Use "billion" rather than "thousand million" if you are writing or talking in English to people in the U.K., U.S., Australia, or Canada.
When you are reading, be aware:
"Thousand millions of" is old-fashioned and no longer used. It was correct in the 1800s and you will read it in books from that era. (For example, in a speech, Abraham Lincoln used the phrase "two thousand millions of dollars.") Don't use it.
The word "billion" is a cultural and historical puzzle. Sometimes it means a thousand million, 1,000,000,000. Sometimes it means a million million, 1,000,000,000,000. When I was a kid, it meant 1,000,000,000 in the United States and 1,000,000,000,000 in the U.K. Therefore, at that time, the British used the phrase "thousand million."
The British have now switched to using "billion" to mean 1,000,000,000.

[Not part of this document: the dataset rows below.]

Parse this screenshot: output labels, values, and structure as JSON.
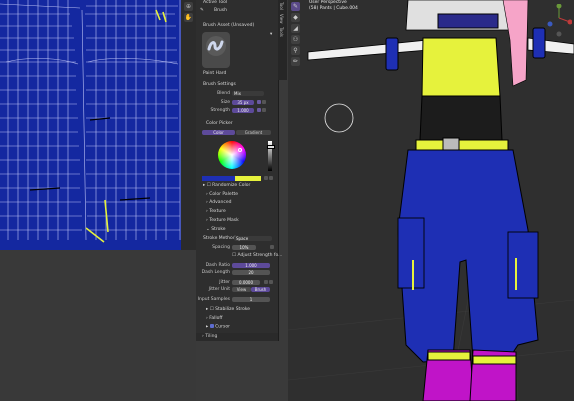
{
  "viewport": {
    "title": "User Perspective",
    "object": "(58) Pants | Cube.004"
  },
  "tabs": [
    "Tool",
    "View",
    "Tools"
  ],
  "active_tool": {
    "header": "Active Tool",
    "name": "Brush"
  },
  "brush_asset": {
    "header": "Brush Asset (Unsaved)",
    "name": "Paint Hard"
  },
  "brush_settings": {
    "header": "Brush Settings",
    "blend_label": "Blend",
    "blend_value": "Mix",
    "size_label": "Size",
    "size_value": "35 px",
    "strength_label": "Strength",
    "strength_value": "1.000"
  },
  "color_picker": {
    "header": "Color Picker",
    "tab_color": "Color",
    "tab_gradient": "Gradient",
    "primary_color": "#1e2fb4",
    "secondary_color": "#e6f23c"
  },
  "collapsed_sections": [
    "Randomize Color",
    "Color Palette",
    "Advanced",
    "Texture",
    "Texture Mask"
  ],
  "stroke": {
    "header": "Stroke",
    "method_label": "Stroke Method",
    "method_value": "Space",
    "spacing_label": "Spacing",
    "spacing_value": "10%",
    "adjust_label": "Adjust Strength fo...",
    "dash_ratio_label": "Dash Ratio",
    "dash_ratio_value": "1.000",
    "dash_length_label": "Dash Length",
    "dash_length_value": "20",
    "jitter_label": "Jitter",
    "jitter_value": "0.0000",
    "jitter_unit_label": "Jitter Unit",
    "jitter_unit_view": "View",
    "jitter_unit_brush": "Brush",
    "input_samples_label": "Input Samples",
    "input_samples_value": "1",
    "stabilize_label": "Stabilize Stroke",
    "falloff_label": "Falloff",
    "cursor_label": "Cursor"
  },
  "tiling": "Tiling",
  "colors": {
    "uv_background": "#1428a0",
    "panel_bg": "#2e2e2e",
    "accent_purple": "#5d4a9a",
    "yellow": "#e6f23c",
    "blue": "#1e2fb4",
    "magenta": "#c014c8"
  }
}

When you are reading and see the word "billion," be aware that it can mean either of two different numbers. Look for context to be sure you know what the writer means.
You can use "thousand million" and it will be understood. It has the advantage of being unambiguous, particularly if you are writing for a truly international audience. "Billion" is more natural.

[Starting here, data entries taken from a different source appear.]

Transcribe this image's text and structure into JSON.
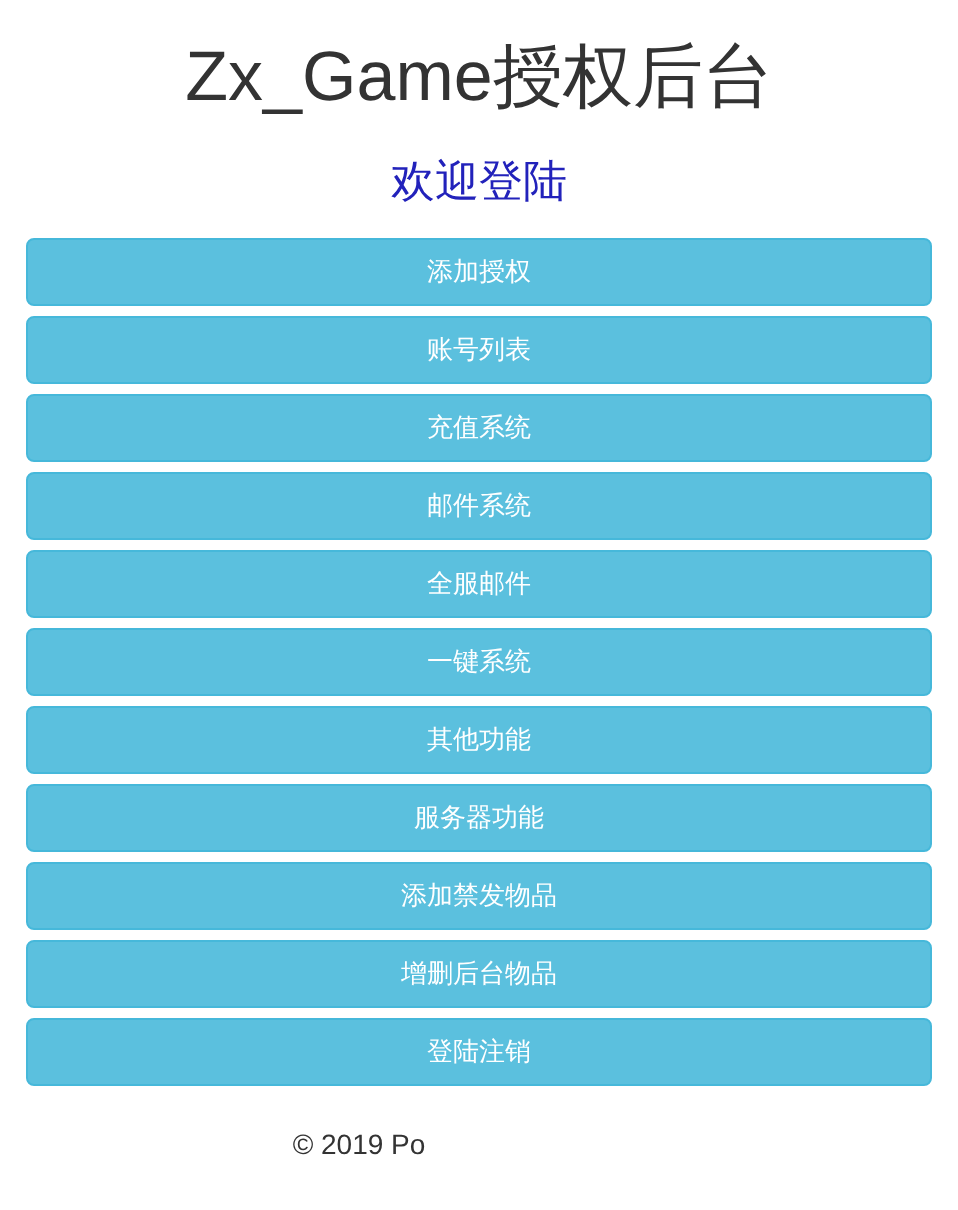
{
  "title": "Zx_Game授权后台",
  "subtitle": "欢迎登陆",
  "buttons": [
    "添加授权",
    "账号列表",
    "充值系统",
    "邮件系统",
    "全服邮件",
    "一键系统",
    "其他功能",
    "服务器功能",
    "添加禁发物品",
    "增删后台物品",
    "登陆注销"
  ],
  "footer": "© 2019 Po"
}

If you love this kind of topic (Canadians use "billion" differently depending on whether they are speaking English or French, for example), see the incredibly long Wikipedia article, "Long and short scales," https://en.wikipedia.org/wiki/Long_and_short_scales
for the unbelievably complicated story.